So your Krack attacker is sat there, rubbing their hands in glee at all this traffic that they've broken into. Only to find that they've got another layer of encryption to break into.

Because all the best security runs through layers.

Take Action: Next time you’re using public Wifi, take a note of how you connect – if you have to enter a password when you join, it’s encrypted. If you just connect, or you have to enter your email address on a webpage that opens up automatically, it’s not encrypted – so take extra care

Is public Wifi safe?

Is public Wifi safe?

I recently wrote about the “padlock” icon you get in your browser – and how it means that you’re on an SSL site.

One thing that Google is doing is marking out non-SSL websites as “insecure”.

But why are they doing this?

If you’re sat at home on your private Wifi network, then you should be OK.

But if you’re in a cafe, or at a hotel, where they you connect and then they ask you for your email address, it might not be so safe.

You see those Wifi networks are not encrypted. Which means that anyone connected to the same network can “sniff” (that’s a technical term) any traffic you send over that network.

But, if you’re connected to an SSL site (with a padlock in the address bar) then you’re still safe – because your connection to the network might not be encrypted, but your connection to the site is. So even if someone is sniffing your what you’re sending (what a lovely phrase) they can’t see what’s in there (OK, that sentence took a turn for the worse).

All of which is a long way of saying – always use Secure Sites.

Take Action: check your website by typing its address into the address bar of your browser. Type it out in full – as – does the padlock appear? Then try it again as (without the S at the beginning). Does the padlock appear this time?

Say thank you

Say thank you

I was always brought up to say please and thank you. My auntie (not my real auntie) used to scream at us if we weren’t sufficiently polite – and it’s stuck.

But it’s more than just politeness.

We work really hard. Often we sacrifice things that we shouldn’t have to in order to keep our businesses going.

But we have fantastic lives. A roof over our heads, food on the table, time with our friends and family. And a choice of what we do with our time.

It’s always worth saying thank you for that.

Take Action: Easy one this – say thank you. Either say it out loud to someone, write someone a letter or just say it to yourself.



There’s a thing about business owners called “Shiny Object Syndrome”

We are busy working away, learning as we go, and we find out about something new. Or we have a fantastic idea. And we say to ourselves “what we have now is good, but this is going to be amazing!”. And quickly change our business to include this new feature, process or product.

That’s great. Learning and change are important.

But if you do it too often, you never let anything bed in. You never give it the chance to grow.

Steve Jobs used to say that they said a “thousand times no for every yes”. They routinely rejected new ideas because what was important was to focus.

It can be difficult. But, sometimes, it has to be done.

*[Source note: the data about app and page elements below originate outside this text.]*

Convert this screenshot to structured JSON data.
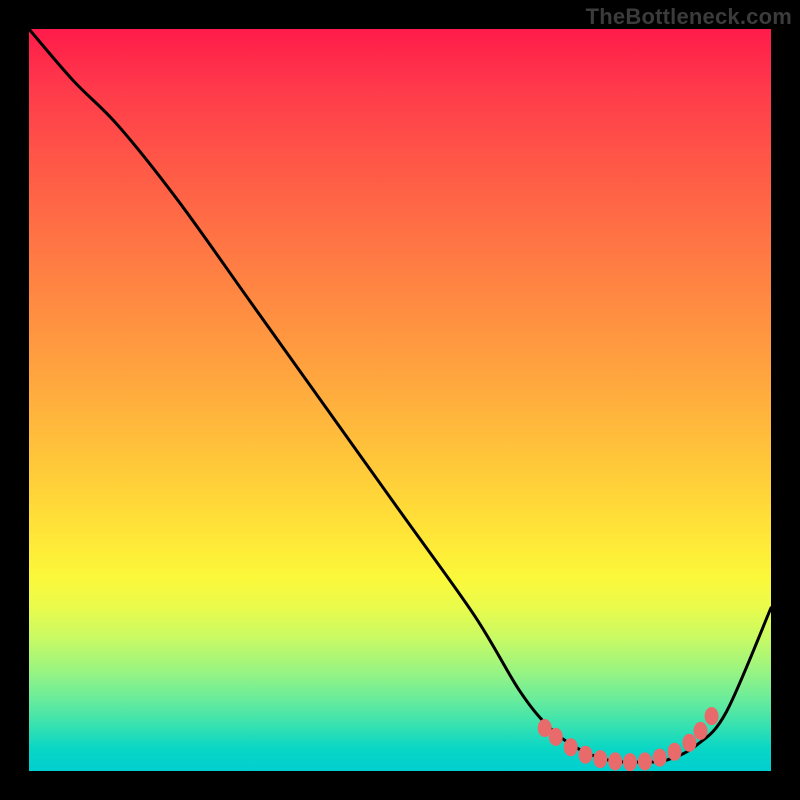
{
  "watermark": "TheBottleneck.com",
  "chart_data": {
    "type": "line",
    "title": "",
    "xlabel": "",
    "ylabel": "",
    "xlim": [
      0,
      100
    ],
    "ylim": [
      0,
      100
    ],
    "series": [
      {
        "name": "bottleneck-curve",
        "x": [
          0,
          6,
          12,
          20,
          30,
          40,
          50,
          60,
          66,
          70,
          74,
          78,
          82,
          86,
          90,
          94,
          100
        ],
        "y": [
          100,
          93,
          87,
          77,
          63,
          49,
          35,
          21,
          11,
          6,
          3,
          1.5,
          1.2,
          1.5,
          3.5,
          8,
          22
        ]
      }
    ],
    "markers": {
      "name": "optimal-zone-dots",
      "color": "#e96a6a",
      "points": [
        {
          "x": 69.5,
          "y": 5.8
        },
        {
          "x": 71.0,
          "y": 4.6
        },
        {
          "x": 73.0,
          "y": 3.2
        },
        {
          "x": 75.0,
          "y": 2.2
        },
        {
          "x": 77.0,
          "y": 1.6
        },
        {
          "x": 79.0,
          "y": 1.3
        },
        {
          "x": 81.0,
          "y": 1.2
        },
        {
          "x": 83.0,
          "y": 1.3
        },
        {
          "x": 85.0,
          "y": 1.8
        },
        {
          "x": 87.0,
          "y": 2.6
        },
        {
          "x": 89.0,
          "y": 3.8
        },
        {
          "x": 90.5,
          "y": 5.4
        },
        {
          "x": 92.0,
          "y": 7.4
        }
      ]
    },
    "gradient_stops": [
      {
        "pct": 0,
        "color": "#ff1b4a"
      },
      {
        "pct": 8,
        "color": "#ff3a4b"
      },
      {
        "pct": 18,
        "color": "#ff5747"
      },
      {
        "pct": 30,
        "color": "#ff7844"
      },
      {
        "pct": 45,
        "color": "#ffa03f"
      },
      {
        "pct": 58,
        "color": "#ffc63a"
      },
      {
        "pct": 68,
        "color": "#ffe537"
      },
      {
        "pct": 74,
        "color": "#fbf83a"
      },
      {
        "pct": 78,
        "color": "#e9fb4c"
      },
      {
        "pct": 82,
        "color": "#c9fa63"
      },
      {
        "pct": 86,
        "color": "#9ff57e"
      },
      {
        "pct": 90,
        "color": "#6eed99"
      },
      {
        "pct": 94,
        "color": "#35e1b1"
      },
      {
        "pct": 97,
        "color": "#09d6c5"
      },
      {
        "pct": 100,
        "color": "#00cfd0"
      }
    ]
  }
}
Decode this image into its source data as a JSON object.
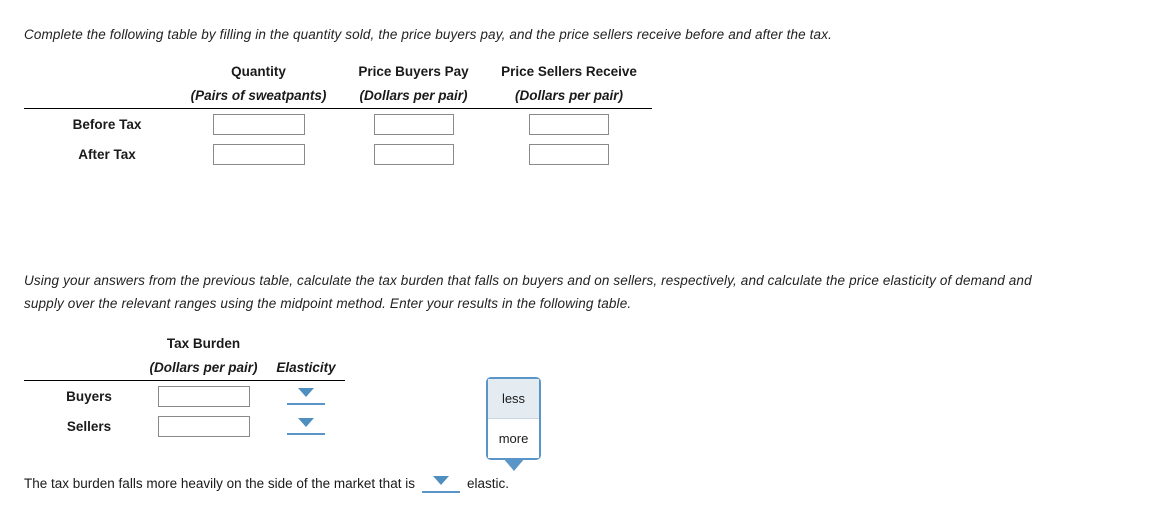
{
  "prompts": {
    "first": "Complete the following table by filling in the quantity sold, the price buyers pay, and the price sellers receive before and after the tax.",
    "second": "Using your answers from the previous table, calculate the tax burden that falls on buyers and on sellers, respectively, and calculate the price elasticity of demand and supply over the relevant ranges using the midpoint method. Enter your results in the following table."
  },
  "table_one": {
    "headers_main": [
      "",
      "Quantity",
      "Price Buyers Pay",
      "Price Sellers Receive"
    ],
    "headers_sub": [
      "",
      "(Pairs of sweatpants)",
      "(Dollars per pair)",
      "(Dollars per pair)"
    ],
    "rows": [
      {
        "label": "Before Tax",
        "quantity": "",
        "price_buyers_pay": "",
        "price_sellers_receive": ""
      },
      {
        "label": "After Tax",
        "quantity": "",
        "price_buyers_pay": "",
        "price_sellers_receive": ""
      }
    ],
    "input_placeholder": ""
  },
  "table_two": {
    "headers_main": [
      "",
      "Tax Burden",
      ""
    ],
    "headers_sub": [
      "",
      "(Dollars per pair)",
      "Elasticity"
    ],
    "rows": [
      {
        "label": "Buyers",
        "tax_burden": "",
        "elasticity": ""
      },
      {
        "label": "Sellers",
        "tax_burden": "",
        "elasticity": ""
      }
    ],
    "input_placeholder": "",
    "elasticity_options": [
      "less",
      "more"
    ]
  },
  "dropdown_popup": {
    "options": [
      "less",
      "more"
    ],
    "highlighted": "less"
  },
  "closing": {
    "text_before": "The tax burden falls more heavily on the side of the market that is",
    "text_after": "elastic.",
    "selected_value": ""
  },
  "colors": {
    "dropdown_blue": "#5a95c8",
    "triangle_blue": "#4f8fc0",
    "popup_highlight": "#e4ecf2",
    "input_border": "#8a8a8a",
    "rule": "#000000"
  }
}
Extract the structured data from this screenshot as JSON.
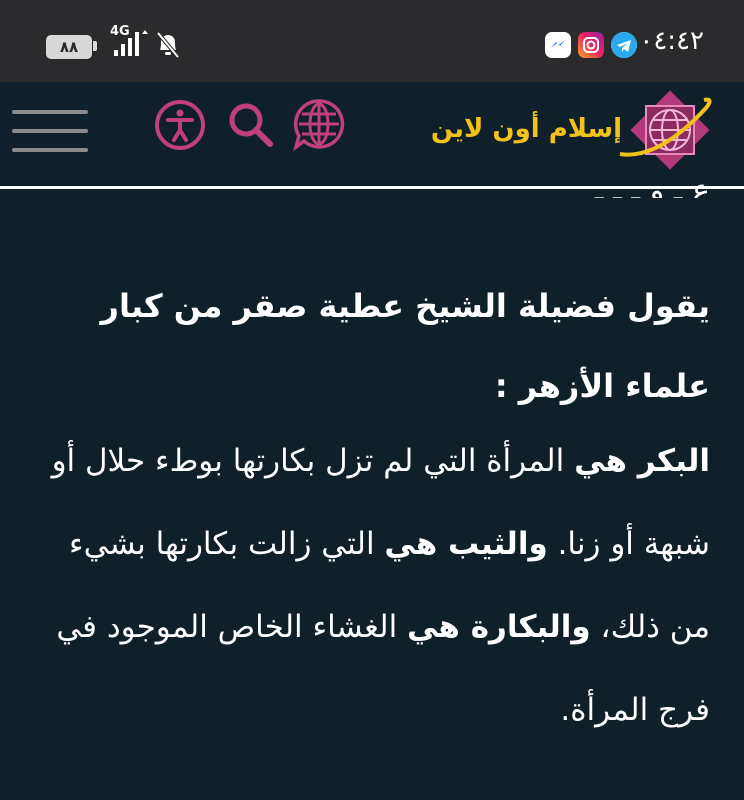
{
  "status_bar": {
    "time": "٠٤:٤٢",
    "battery": "٨٨",
    "network": "4G",
    "app_icons": [
      "messenger-icon",
      "instagram-icon",
      "telegram-icon"
    ]
  },
  "header": {
    "logo_text": "إسلام أون لاين",
    "icons": [
      "hamburger-menu-icon",
      "accessibility-icon",
      "search-icon",
      "language-globe-icon"
    ],
    "colors": {
      "accent": "#c0407a",
      "logo_gold": "#f2c21a",
      "background": "#0f202a"
    }
  },
  "article": {
    "heading": "يقول فضيلة الشيخ عطية صقر من كبار علماء الأزهر :",
    "p1_term": "البكر هي",
    "p1_text": " المرأة التي لم تزل بكارتها بوطء حلال أو شبهة أو زنا. ",
    "p2_term": "والثيب هي",
    "p2_text": " التي زالت بكارتها بشيء من ذلك، ",
    "p3_term": "والبكارة هي",
    "p3_text": " الغشاء الخاص الموجود في فرج المرأة."
  }
}
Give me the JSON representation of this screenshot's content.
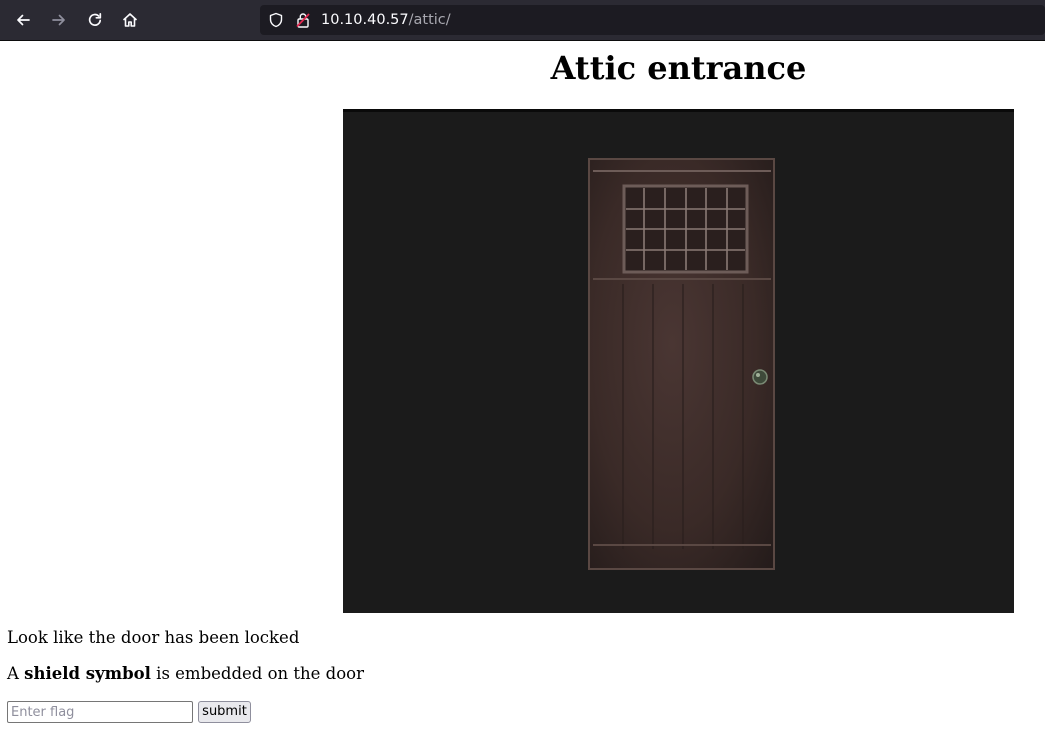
{
  "browser": {
    "url_host": "10.10.40.57",
    "url_path": "/attic/",
    "icons": [
      "back-arrow-icon",
      "forward-arrow-icon",
      "reload-icon",
      "home-icon",
      "shield-icon",
      "insecure-lock-icon"
    ]
  },
  "page": {
    "title": "Attic entrance",
    "image_subject": "dark wooden door",
    "line1": "Look like the door has been locked",
    "line2_prefix": "A ",
    "line2_bold": "shield symbol",
    "line2_suffix": " is embedded on the door"
  },
  "form": {
    "placeholder": "Enter flag",
    "value": "",
    "submit_label": "submit"
  },
  "colors": {
    "toolbar_bg": "#2b2a33",
    "urlbar_bg": "#1c1b22",
    "image_bg": "#1b1b1b",
    "door": "#3a2a26"
  }
}
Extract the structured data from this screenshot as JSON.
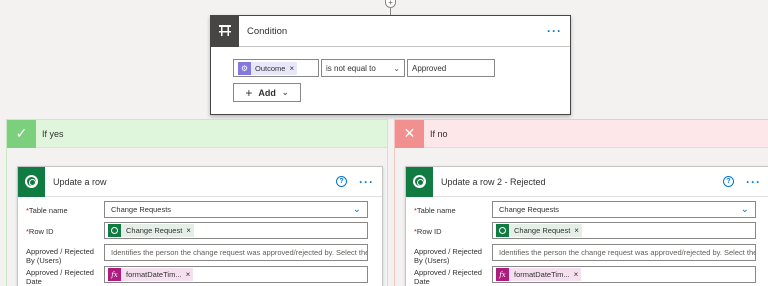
{
  "connector": {
    "plus": "+"
  },
  "condition": {
    "title": "Condition",
    "more": "···",
    "left_token": "Outcome",
    "token_close": "×",
    "operator": "is not equal to",
    "right_value": "Approved",
    "add_label": "Add",
    "add_plus": "+",
    "add_chevron": "⌵"
  },
  "branches": {
    "yes": {
      "label": "If yes",
      "icon": "✓",
      "action": {
        "title": "Update a row",
        "help": "?",
        "more": "···",
        "fields": {
          "table_name_label": "Table name",
          "table_name_value": "Change Requests",
          "row_id_label": "Row ID",
          "row_id_token": "Change Request",
          "approved_by_label": "Approved / Rejected By (Users)",
          "approved_by_placeholder": "Identifies the person the change request was approved/rejected by. Select the c",
          "approved_date_label": "Approved / Rejected Date",
          "approved_date_token": "formatDateTim..."
        }
      }
    },
    "no": {
      "label": "If no",
      "icon": "✕",
      "action": {
        "title": "Update a row 2 - Rejected",
        "help": "?",
        "more": "···",
        "fields": {
          "table_name_label": "Table name",
          "table_name_value": "Change Requests",
          "row_id_label": "Row ID",
          "row_id_token": "Change Request",
          "approved_by_label": "Approved / Rejected By (Users)",
          "approved_by_placeholder": "Identifies the person the change request was approved/rejected by. Select the c",
          "approved_date_label": "Approved / Rejected Date",
          "approved_date_token": "formatDateTim..."
        }
      }
    }
  },
  "common": {
    "required_marker": "*",
    "token_close": "×",
    "chevron": "⌄",
    "fx": "fx"
  }
}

Take Action: Keep a notepad by your bed. And when you get an idea, write it down immediately. Then, once a month, go back through your notepad and see which ones are really worth pursuing.

Why I talk about myself when hiring remote workers

Why I talk about myself when hiring remote workers

When I’m interviewing a software developer, almost half the time is spent talking about me. My background, my family, why I set up the company.

It might sound like ego, but it’s all part of my carefully prepared process for hiring the right people.

Often, when hiring remote workers, you are just seen as a machine that feeds items of work. Here’s an item, get it done, send it back. A production line.

That’s not what I’m looking for.

Software development is a creative endeavour and it’s something that requires people with a spark.

So I make sure that the applicant knows who I am, what sort of person I am – so they understand that there’s a human being on the other side of those requests.

Because, like everything, it’s all about relationships.

Take Action: Write down why someone would want to work with you? What’s in it for them – not just money, but what will their day look like? If you get the rest right, the money becomes much less important.